Corvina: prestigious red grape variety native of Verona

Corvina is a red grape variety, indigenous of the Verona area. The color of the skin of the berries is one of the parameters used in the classification of vines. In Italy, out of over 500 varieties, about 300 have red berries. One of these, one of the most prestigious, is the Corvina Veronese.

This particular grape is used as a base for the greatest reds of Valpolicella, including the famous Amarone della Valpolicella. In the composition of the Valpolicella blends it can be present between 45% and 95%.

There are wines produced with only one grape in example only the Corvina grapes, as the Corvina Veronese of the Fratelli Vogadori cellar. A soft, structured and fruity wine, the result of a manual selection of the best Corvina grapes left to rest and dry for thirty days in special boxes.

After this first period, the grapes move on to the fermentation phase in specific steel tanks. Corvina Veronese is aged in oak barrels. In this way a fruity and mineral wine is obtained, with an alcohol content of 14 degrees.



Corvina: the most important characteristics of the grape

Corvina Verona
Corvina Veronese Appassimento

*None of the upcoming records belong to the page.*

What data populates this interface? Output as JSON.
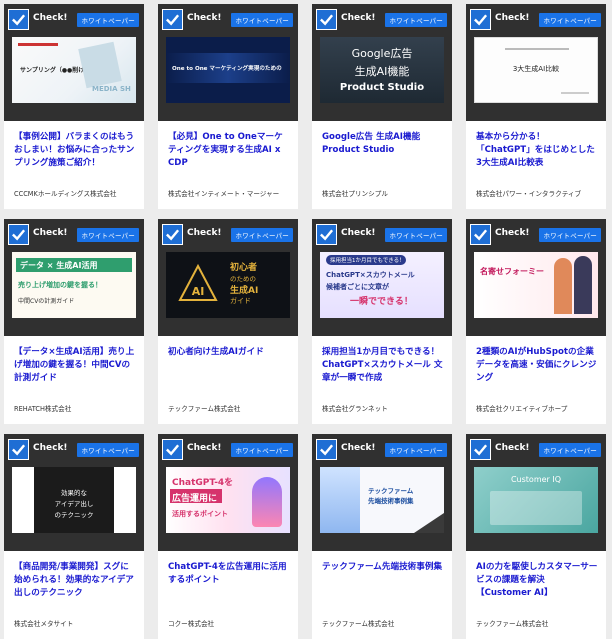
{
  "cards": [
    {
      "check": "Check!",
      "badge": "ホワイトペーパー",
      "title": "【事例公開】バラまくのはもうおしまい！お悩みに合ったサンプリング施策ご紹介！",
      "company": "CCCMKホールディングス株式会社",
      "thumb": {
        "line1": "サンプリング（●●削ける）",
        "line2": "MEDIA SH"
      }
    },
    {
      "check": "Check!",
      "badge": "ホワイトペーパー",
      "title": "【必見】One to Oneマーケティングを実現する生成AI x CDP",
      "company": "株式会社インティメート・マージャー",
      "thumb": {
        "line1": "One to One マーケティング実現のための"
      }
    },
    {
      "check": "Check!",
      "badge": "ホワイトペーパー",
      "title": "Google広告 生成AI機能 Product Studio",
      "company": "株式会社プリンシプル",
      "thumb": {
        "line1": "Google広告",
        "line2": "生成AI機能",
        "line3": "Product Studio"
      }
    },
    {
      "check": "Check!",
      "badge": "ホワイトペーパー",
      "title": "基本から分かる！「ChatGPT」をはじめとした3大生成AI比較表",
      "company": "株式会社パワー・インタラクティブ",
      "thumb": {
        "line1": "3大生成AI比較"
      }
    },
    {
      "check": "Check!",
      "badge": "ホワイトペーパー",
      "title": "【データ×生成AI活用】売り上げ増加の鍵を握る！中間CVの計測ガイド",
      "company": "REHATCH株式会社",
      "thumb": {
        "line1": "データ × 生成AI活用",
        "line2": "売り上げ増加の鍵を握る！",
        "line3": "中間CVの計測ガイド"
      }
    },
    {
      "check": "Check!",
      "badge": "ホワイトペーパー",
      "title": "初心者向け生成AIガイド",
      "company": "テックファーム株式会社",
      "thumb": {
        "line1": "初心者",
        "line2": "のための",
        "line3": "生成AI",
        "line4": "ガイド"
      }
    },
    {
      "check": "Check!",
      "badge": "ホワイトペーパー",
      "title": "採用担当1か月目でもできる！ChatGPT×スカウトメール 文章が一瞬で作成",
      "company": "株式会社グランネット",
      "thumb": {
        "line1": "採用担当1か月目でもできる！",
        "line2": "ChatGPT×スカウトメール",
        "line3": "候補者ごとに文章が",
        "line4": "一瞬でできる！"
      }
    },
    {
      "check": "Check!",
      "badge": "ホワイトペーパー",
      "title": "2種類のAIがHubSpotの企業データを高速・安価にクレンジング",
      "company": "株式会社クリエイティブホープ",
      "thumb": {
        "line1": "名寄せフォーミー"
      }
    },
    {
      "check": "Check!",
      "badge": "ホワイトペーパー",
      "title": "【商品開発/事業開発】スグに始められる！効果的なアイデア出しのテクニック",
      "company": "株式会社メタサイト",
      "thumb": {
        "line1": "効果的な",
        "line2": "アイデア出し",
        "line3": "のテクニック"
      }
    },
    {
      "check": "Check!",
      "badge": "ホワイトペーパー",
      "title": "ChatGPT-4を広告運用に活用するポイント",
      "company": "コクー株式会社",
      "thumb": {
        "line1": "ChatGPT-4を",
        "line2": "広告運用に",
        "line3": "活用するポイント"
      }
    },
    {
      "check": "Check!",
      "badge": "ホワイトペーパー",
      "title": "テックファーム先端技術事例集",
      "company": "テックファーム株式会社",
      "thumb": {
        "line1": "テックファーム",
        "line2": "先端技術事例集"
      }
    },
    {
      "check": "Check!",
      "badge": "ホワイトペーパー",
      "title": "AIの力を駆使しカスタマーサービスの課題を解決【Customer AI】",
      "company": "テックファーム株式会社",
      "thumb": {
        "line1": "Customer IQ"
      }
    }
  ]
}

The Corvina grape has a late bud break grape, while the ripening is medium-late. The cluster is medium in size, compact and pyramidal in shape. The berries have a high pruineness. Bloom is a waxy substance that covers the fruits and leaves of many plants. It is produced by the epidermis of the plant itself, which secretes it as a protective shield for the outermost surface of berries, leaves and fruits.

The bloom is therefore a sort of protective shield that the plant naturally raises to protect itself from harmful ultraviolet rays and to prevent harmful dehydration. The skin of grapes is particularly endowed with it, as well as many succulents. Another grape rich in bloom is the famous Molinara, another native vine of the Veronese area (of Valpolicella in particular) from which the famous Rosato Veronese is obtained.

The grapes of Corvina Veronese have a thick skin and a very intense blue-violet color. Life has very good vigor and constant production. The best training method for this vine is undoubtedly the Veronese pergola. There are several variants of pergolas for growing grapes: simple, double, Trentino, Romagna and finally the Veronese pergola.

The Veronese pergola has sturdy and resistant head posts, a series of wires that allow the plant to lean and be supported and finally some intermediate posts to prevent the structure from being damaged due to the load it has to bear. The Corvina vine shoots are placed on the wires at an angle greater than 90 ° with respect to the ground. During pruning it is expected that some shoots, at least 4 of 10-15 buds, are left on the plant.

The Veronese pergola is therefore the best formula for the breeding of Corvina as it allows the renewal of the annual shoot and a long pruning. Corvina grapes are usually harvested from September to October. It is a perfect grape for drying.


Corvina Veronese

Corvina: breeding, harvesting and production

As we have seen, the Corvina grape is used as a base for many full-bodied reds produced in the Valpolicella area, first of all the renowned Amarone della Valpolicella. However, it is a grape that can also generate a 100% Corvina wine in purity. It is only in this form that it is possible to fully appreciate the organoleptic qualities of this product. Color, fragrance and body find their maximum expression in the pure production.

Harvesting usually is in September or October. The grapes are left to dry and rest for about 30 days in special boxes. It is then pressed later start  a slow natural fermentation in steel tanks. The racking takes place after 25 days and is then left to rest again in the steel tanks for another 30 days. It is a long, slow and natural process that ends with aging in French oak barrels.

The result is a wine with a ruby ​​red color, intense, full-bodied, fragrant and rich in flavors. The scent recalls notes of red fruit, such as black cherry, cherry and spicy notes of incense and pepper. The fruity notes are balanced by those of withering and aging in oak.

Corvina Veronese also goes better with some dishes rather than others. Being a full-bodied and fruity wine it brings out the dishes based on game, grilled and stewed meat and is excellent to serve together with many aged cheeses, such as Parmigiano Reggiano, Grana Padano or Stagionato Monte Veronese.